By Tsering Choephel
DHARAMSALA, 16 Oct: The state government of Uttarakhand has directed all its departments to submit reports on the Tibetan Rehabilitation Policy (TRP) 2014 within a week, initiating the implementation process, as reported by The Times of India on 12 October.
Radha Raturi, Additional Chief Secretary (ACS) of Uttarakhand, a state in northern India issued the instructions during a meeting held in the secretariat on Tuesday evening. She has said that the state government had received this directive from the Union Ministry of Home Affairs (MHA).
Speaking to TOI, Dhondup Gyalpo, a Tibetan welfare officer in Dehradun expressed optimism saying “It is an extremely important move for us. We have been demanding help for basic facilities like proper roads and infrastructure in our settlement which will now be possible.”

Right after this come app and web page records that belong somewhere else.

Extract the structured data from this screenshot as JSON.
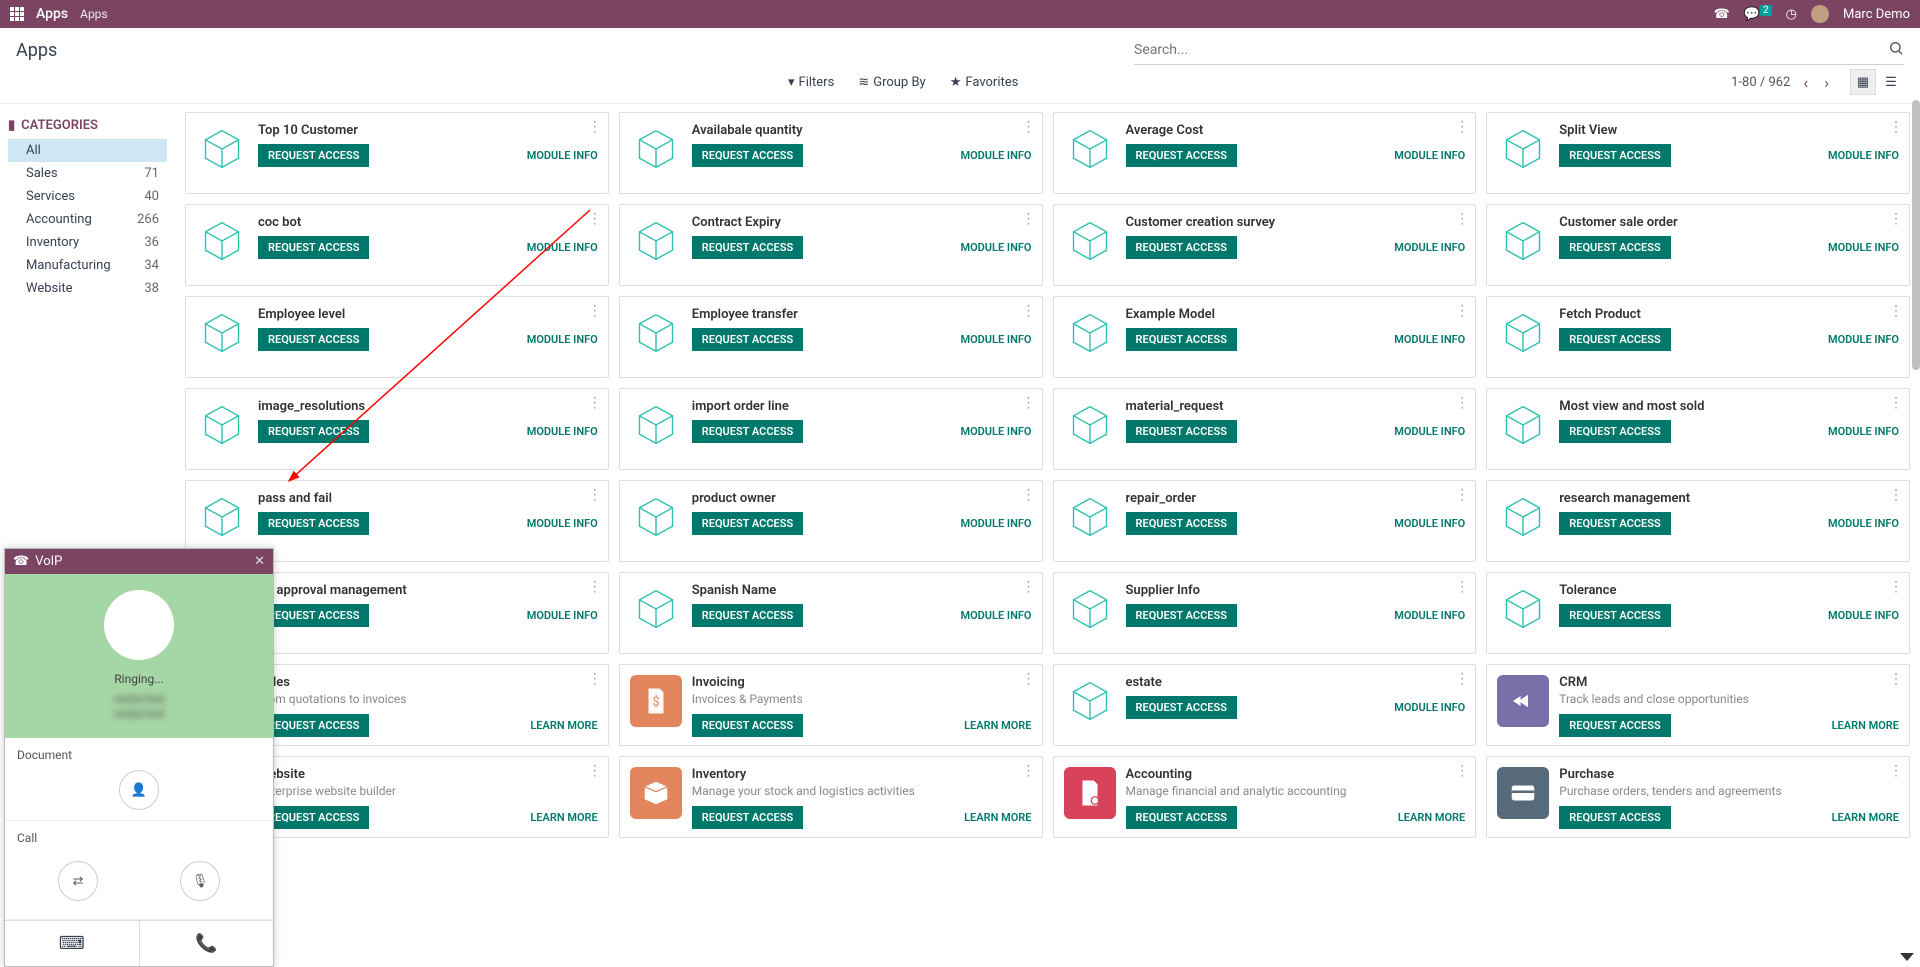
{
  "topbar": {
    "brand": "Apps",
    "breadcrumb": "Apps",
    "msg_count": "2",
    "user": "Marc Demo"
  },
  "page": {
    "title": "Apps"
  },
  "search": {
    "placeholder": "Search..."
  },
  "filters": {
    "filters": "Filters",
    "groupby": "Group By",
    "favorites": "Favorites"
  },
  "pager": {
    "text": "1-80 / 962"
  },
  "sidebar": {
    "heading": "CATEGORIES",
    "items": [
      {
        "label": "All",
        "count": ""
      },
      {
        "label": "Sales",
        "count": "71"
      },
      {
        "label": "Services",
        "count": "40"
      },
      {
        "label": "Accounting",
        "count": "266"
      },
      {
        "label": "Inventory",
        "count": "36"
      },
      {
        "label": "Manufacturing",
        "count": "34"
      },
      {
        "label": "Website",
        "count": "38"
      }
    ]
  },
  "buttons": {
    "request": "REQUEST ACCESS",
    "module_info": "MODULE INFO",
    "learn_more": "LEARN MORE"
  },
  "cards": [
    {
      "title": "Top 10 Customer",
      "sub": "",
      "action": "module_info",
      "icon": "cube"
    },
    {
      "title": "Availabale quantity",
      "sub": "",
      "action": "module_info",
      "icon": "cube"
    },
    {
      "title": "Average Cost",
      "sub": "",
      "action": "module_info",
      "icon": "cube"
    },
    {
      "title": "Split View",
      "sub": "",
      "action": "module_info",
      "icon": "cube"
    },
    {
      "title": "coc bot",
      "sub": "",
      "action": "module_info",
      "icon": "cube"
    },
    {
      "title": "Contract Expiry",
      "sub": "",
      "action": "module_info",
      "icon": "cube"
    },
    {
      "title": "Customer creation survey",
      "sub": "",
      "action": "module_info",
      "icon": "cube"
    },
    {
      "title": "Customer sale order",
      "sub": "",
      "action": "module_info",
      "icon": "cube"
    },
    {
      "title": "Employee level",
      "sub": "",
      "action": "module_info",
      "icon": "cube"
    },
    {
      "title": "Employee transfer",
      "sub": "",
      "action": "module_info",
      "icon": "cube"
    },
    {
      "title": "Example Model",
      "sub": "",
      "action": "module_info",
      "icon": "cube"
    },
    {
      "title": "Fetch Product",
      "sub": "",
      "action": "module_info",
      "icon": "cube"
    },
    {
      "title": "image_resolutions",
      "sub": "",
      "action": "module_info",
      "icon": "cube"
    },
    {
      "title": "import order line",
      "sub": "",
      "action": "module_info",
      "icon": "cube"
    },
    {
      "title": "material_request",
      "sub": "",
      "action": "module_info",
      "icon": "cube"
    },
    {
      "title": "Most view and most sold",
      "sub": "",
      "action": "module_info",
      "icon": "cube"
    },
    {
      "title": "pass and fail",
      "sub": "",
      "action": "module_info",
      "icon": "cube"
    },
    {
      "title": "product owner",
      "sub": "",
      "action": "module_info",
      "icon": "cube"
    },
    {
      "title": "repair_order",
      "sub": "",
      "action": "module_info",
      "icon": "cube"
    },
    {
      "title": "research management",
      "sub": "",
      "action": "module_info",
      "icon": "cube"
    },
    {
      "title": "So approval management",
      "sub": "",
      "action": "module_info",
      "icon": "cube"
    },
    {
      "title": "Spanish Name",
      "sub": "",
      "action": "module_info",
      "icon": "cube"
    },
    {
      "title": "Supplier Info",
      "sub": "",
      "action": "module_info",
      "icon": "cube"
    },
    {
      "title": "Tolerance",
      "sub": "",
      "action": "module_info",
      "icon": "cube"
    },
    {
      "title": "Sales",
      "sub": "From quotations to invoices",
      "action": "learn_more",
      "icon": "cube"
    },
    {
      "title": "Invoicing",
      "sub": "Invoices & Payments",
      "action": "learn_more",
      "icon": "orange-doc"
    },
    {
      "title": "estate",
      "sub": "",
      "action": "module_info",
      "icon": "cube"
    },
    {
      "title": "CRM",
      "sub": "Track leads and close opportunities",
      "action": "learn_more",
      "icon": "purple-hand"
    },
    {
      "title": "Website",
      "sub": "Enterprise website builder",
      "action": "learn_more",
      "icon": "cube"
    },
    {
      "title": "Inventory",
      "sub": "Manage your stock and logistics activities",
      "action": "learn_more",
      "icon": "orange-box"
    },
    {
      "title": "Accounting",
      "sub": "Manage financial and analytic accounting",
      "action": "learn_more",
      "icon": "red-doc"
    },
    {
      "title": "Purchase",
      "sub": "Purchase orders, tenders and agreements",
      "action": "learn_more",
      "icon": "slate-card"
    }
  ],
  "voip": {
    "title": "VoIP",
    "status": "Ringing...",
    "contact1": "redacted",
    "contact2": "redacted",
    "doc_label": "Document",
    "call_label": "Call"
  }
}
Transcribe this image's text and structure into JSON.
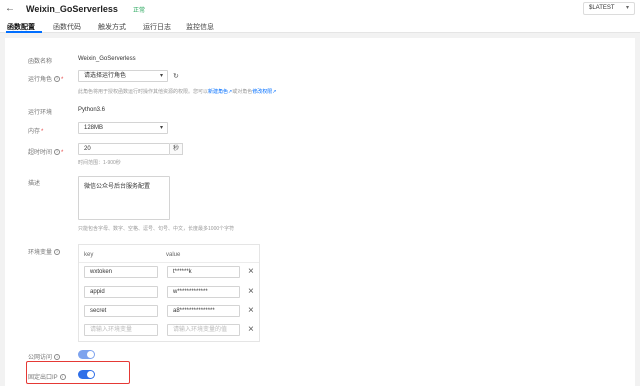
{
  "header": {
    "back_icon": "arrow-left-icon",
    "title": "Weixin_GoServerless",
    "status": "正常",
    "version_select": "$LATEST"
  },
  "tabs": [
    {
      "label": "函数配置",
      "active": true
    },
    {
      "label": "函数代码",
      "active": false
    },
    {
      "label": "触发方式",
      "active": false
    },
    {
      "label": "运行日志",
      "active": false
    },
    {
      "label": "监控信息",
      "active": false
    }
  ],
  "form": {
    "function_name": {
      "label": "函数名称",
      "value": "Weixin_GoServerless"
    },
    "role": {
      "label": "运行角色",
      "selected": "请选择运行角色",
      "hint": "此角色将用于授权函数运行时操作其他资源的权限。您可以",
      "hint_link1": "新建角色",
      "hint_mid": "或对角色",
      "hint_link2": "修改权限"
    },
    "runtime": {
      "label": "运行环境",
      "value": "Python3.6"
    },
    "memory": {
      "label": "内存",
      "selected": "128MB"
    },
    "timeout": {
      "label": "超时时间",
      "value": "20",
      "unit": "秒",
      "hint": "时间范围：1-900秒"
    },
    "description": {
      "label": "描述",
      "value": "微信公众号后台服务配置",
      "hint": "只能包含字母、数字、空格、逗号、句号、中文，长度最多1000个字符"
    },
    "env": {
      "label": "环境变量",
      "col_key": "key",
      "col_value": "value",
      "rows": [
        {
          "key": "wxtoken",
          "value": "t******k"
        },
        {
          "key": "appid",
          "value": "w*************"
        },
        {
          "key": "secret",
          "value": "a8***************"
        }
      ],
      "placeholder_key": "请输入环境变量",
      "placeholder_value": "请输入环境变量的值"
    },
    "public_access": {
      "label": "公网访问",
      "enabled": true
    },
    "fixed_egress_ip": {
      "label": "固定出口IP",
      "enabled": true
    }
  }
}
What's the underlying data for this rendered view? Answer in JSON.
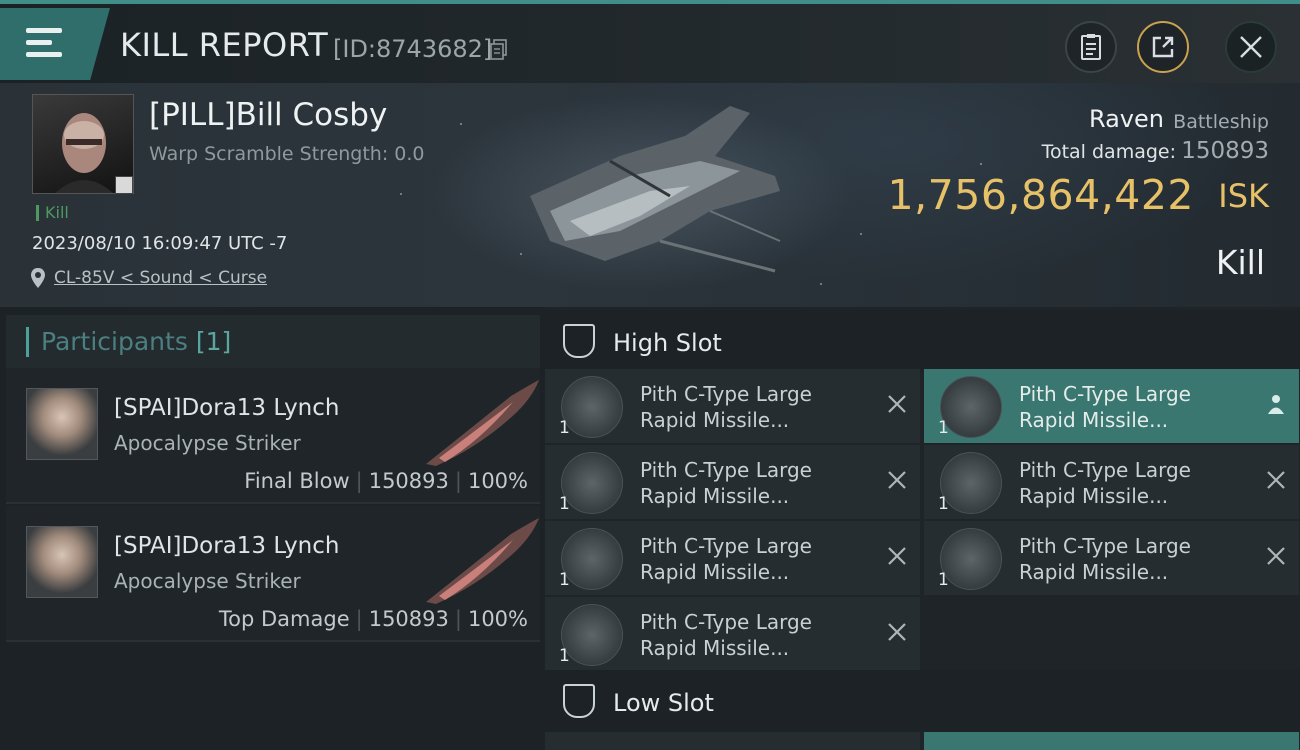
{
  "header": {
    "title": "KILL REPORT",
    "id_text": "[ID:8743682]",
    "icons": [
      "menu-icon",
      "copy-icon",
      "clipboard-icon",
      "share-icon",
      "close-icon"
    ]
  },
  "victim": {
    "name": "[PILL]Bill Cosby",
    "warp_text": "Warp Scramble Strength: 0.0",
    "kill_tag": "Kill",
    "timestamp": "2023/08/10 16:09:47 UTC -7",
    "location": "CL-85V < Sound < Curse"
  },
  "ship": {
    "name": "Raven",
    "class": "Battleship",
    "damage_label": "Total damage:",
    "damage_value": "150893",
    "isk_value": "1,756,864,422",
    "isk_unit": "ISK",
    "result": "Kill"
  },
  "participants": {
    "title": "Participants",
    "count": "[1]",
    "rows": [
      {
        "name": "[SPAI]Dora13 Lynch",
        "ship": "Apocalypse Striker",
        "role": "Final Blow",
        "damage": "150893",
        "percent": "100%"
      },
      {
        "name": "[SPAI]Dora13 Lynch",
        "ship": "Apocalypse Striker",
        "role": "Top Damage",
        "damage": "150893",
        "percent": "100%"
      }
    ]
  },
  "slots": {
    "high": {
      "title": "High Slot",
      "items": [
        {
          "qty": "1",
          "line1": "Pith C-Type Large",
          "line2": "Rapid Missile...",
          "status": "destroyed"
        },
        {
          "qty": "1",
          "line1": "Pith C-Type Large",
          "line2": "Rapid Missile...",
          "status": "dropped"
        },
        {
          "qty": "1",
          "line1": "Pith C-Type Large",
          "line2": "Rapid Missile...",
          "status": "destroyed"
        },
        {
          "qty": "1",
          "line1": "Pith C-Type Large",
          "line2": "Rapid Missile...",
          "status": "destroyed"
        },
        {
          "qty": "1",
          "line1": "Pith C-Type Large",
          "line2": "Rapid Missile...",
          "status": "destroyed"
        },
        {
          "qty": "1",
          "line1": "Pith C-Type Large",
          "line2": "Rapid Missile...",
          "status": "destroyed"
        },
        {
          "qty": "1",
          "line1": "Pith C-Type Large",
          "line2": "Rapid Missile...",
          "status": "destroyed"
        }
      ]
    },
    "low": {
      "title": "Low Slot"
    }
  },
  "colors": {
    "accent": "#3f8f88",
    "isk_gold": "#e7c168",
    "kill_green": "#4c9a62",
    "highlight": "#3a7771"
  }
}
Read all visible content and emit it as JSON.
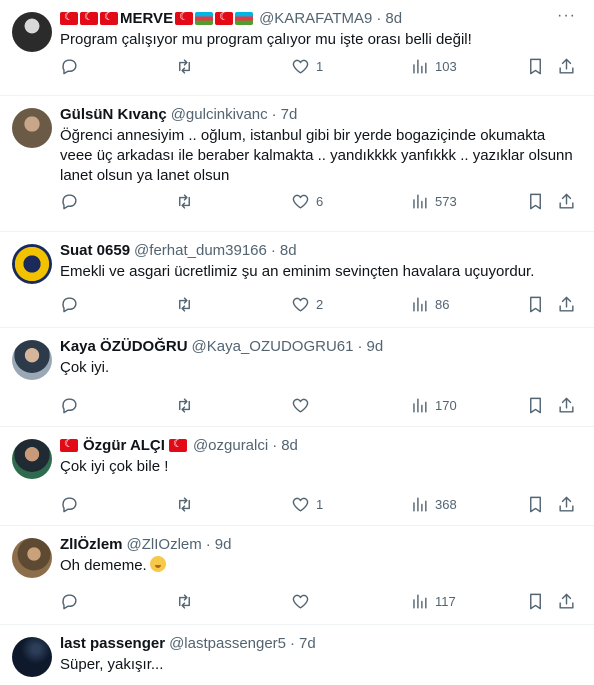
{
  "tweets": [
    {
      "name": "MERVE",
      "flags_before": [
        "tr",
        "tr",
        "tr"
      ],
      "flags_after": [
        "tr",
        "az",
        "tr",
        "az"
      ],
      "handle": "@KARAFATMA9",
      "time": "8d",
      "text": "Program çalışıyor mu program çalıyor mu işte orası belli değil!",
      "replies": "",
      "retweets": "",
      "likes": "1",
      "views": "103",
      "avatar_color": "#2b2b2b"
    },
    {
      "name": "GülsüN Kıvanç",
      "handle": "@gulcinkivanc",
      "time": "7d",
      "text": "Öğrenci annesiyim .. oğlum, istanbul gibi bir yerde bogaziçinde okumakta veee üç arkadası ile beraber kalmakta .. yandıkkkk yanfıkkk .. yazıklar olsunn lanet olsun ya lanet olsun",
      "replies": "",
      "retweets": "",
      "likes": "6",
      "views": "573",
      "avatar_color": "#6b5a45"
    },
    {
      "name": "Suat 0659",
      "handle": "@ferhat_dum39166",
      "time": "8d",
      "text": "Emekli ve asgari ücretlimiz şu an eminim sevinçten havalara uçuyordur.",
      "replies": "",
      "retweets": "",
      "likes": "2",
      "views": "86",
      "avatar_color": "#f2c200"
    },
    {
      "name": "Kaya ÖZÜDOĞRU",
      "handle": "@Kaya_OZUDOGRU61",
      "time": "9d",
      "text": "Çok iyi.",
      "replies": "",
      "retweets": "",
      "likes": "",
      "views": "170",
      "avatar_color": "#7d8a99"
    },
    {
      "name": "Özgür ALÇI",
      "flags_before": [
        "tr"
      ],
      "flags_after": [
        "tr"
      ],
      "handle": "@ozguralci",
      "time": "8d",
      "text": "Çok iyi çok bile !",
      "replies": "",
      "retweets": "",
      "likes": "1",
      "views": "368",
      "avatar_color": "#2f6b4f"
    },
    {
      "name": "ZlIÖzlem",
      "handle": "@ZlIOzlem",
      "time": "9d",
      "text": "Oh dememe.",
      "emoji": "shushing-face",
      "replies": "",
      "retweets": "",
      "likes": "",
      "views": "117",
      "avatar_color": "#8c6f4a"
    },
    {
      "name": "last passenger",
      "handle": "@lastpassenger5",
      "time": "7d",
      "text": "Süper, yakışır...",
      "avatar_color": "#0e1a2b"
    }
  ],
  "icons": {
    "reply": "reply-icon",
    "retweet": "retweet-icon",
    "like": "heart-icon",
    "views": "views-icon",
    "bookmark": "bookmark-icon",
    "share": "share-icon",
    "more": "more-icon"
  },
  "colors": {
    "muted": "#536471",
    "text": "#0f1419",
    "divider": "#eff3f4"
  },
  "more_glyph": "···",
  "separator": "·"
}
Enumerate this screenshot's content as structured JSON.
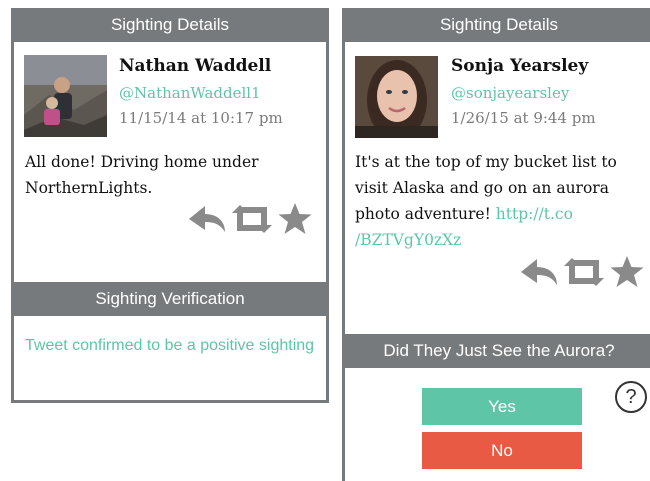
{
  "cards": [
    {
      "header": "Sighting Details",
      "name": "Nathan Waddell",
      "handle": "@NathanWaddell1",
      "timestamp": "11/15/14 at 10:17 pm",
      "text": "All done! Driving home under NorthernLights.",
      "actions": [
        "reply-icon",
        "retweet-icon",
        "favorite-icon"
      ],
      "section_header": "Sighting Verification",
      "verification": "Tweet confirmed to be a positive sighting"
    },
    {
      "header": "Sighting Details",
      "name": "Sonja Yearsley",
      "handle": "@sonjayearsley",
      "timestamp": "1/26/15 at 9:44 pm",
      "text": "It's at the top of my bucket list to visit Alaska and go on an aurora photo adventure! ",
      "link": "http://t.co /BZTVgY0zXz",
      "actions": [
        "reply-icon",
        "retweet-icon",
        "favorite-icon"
      ],
      "question_header": "Did They Just See the Aurora?",
      "yes_label": "Yes",
      "no_label": "No",
      "help_glyph": "?"
    }
  ],
  "colors": {
    "header_gray": "#777a7c",
    "accent_teal": "#5ec5a6",
    "no_red": "#e85a44",
    "icon_gray": "#8a8a8a"
  }
}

Gyalpo also highlighted the limited job opportunities for Tibetans, restricting their involvement in long-standing practices like the winter sweater-selling businesses or opening eateries.”If our children get the benefits of government schemes, the entire community will get benefitted,” he added.
The Government of India formalised the Tibetan Rehabilitation Policy in October 2014 with the aim of providing a uniform policy guideline for all states in India where Tibetan refugees reside. Karnataka, Himachal Pradesh, and Uttarakhand adopted the policy in 2015, followed by Arunachal Pradesh in 2017.
The TRP 2014 guidelines urged state governments to extend both state and central schemes and provisions, such as MNREGS, PDS, NFSA, and others, applicable to Tibetans. Additionally, it stated that the state government should sign a lease document for the land occupied by Tibetans for a period of 20 years or until it is revoked or cancelled.
Furthermore, the policy instructed state governments to provide concrete support in basic amenities and infrastructure facilities, including roads, electrification, drinking water, and medical facilities in and around Tibetan settlements.
The policy is expected to alleviate various obstacles faced by Tibetans as stateless refugees, including issues related to birth certificates, land ownership disputes, job prospects in various sectors, and others.
Approximately 10,000 Tibetans live in six major Tibetan Settlements and four scattered Tibetan Communities in Uttarakhand State.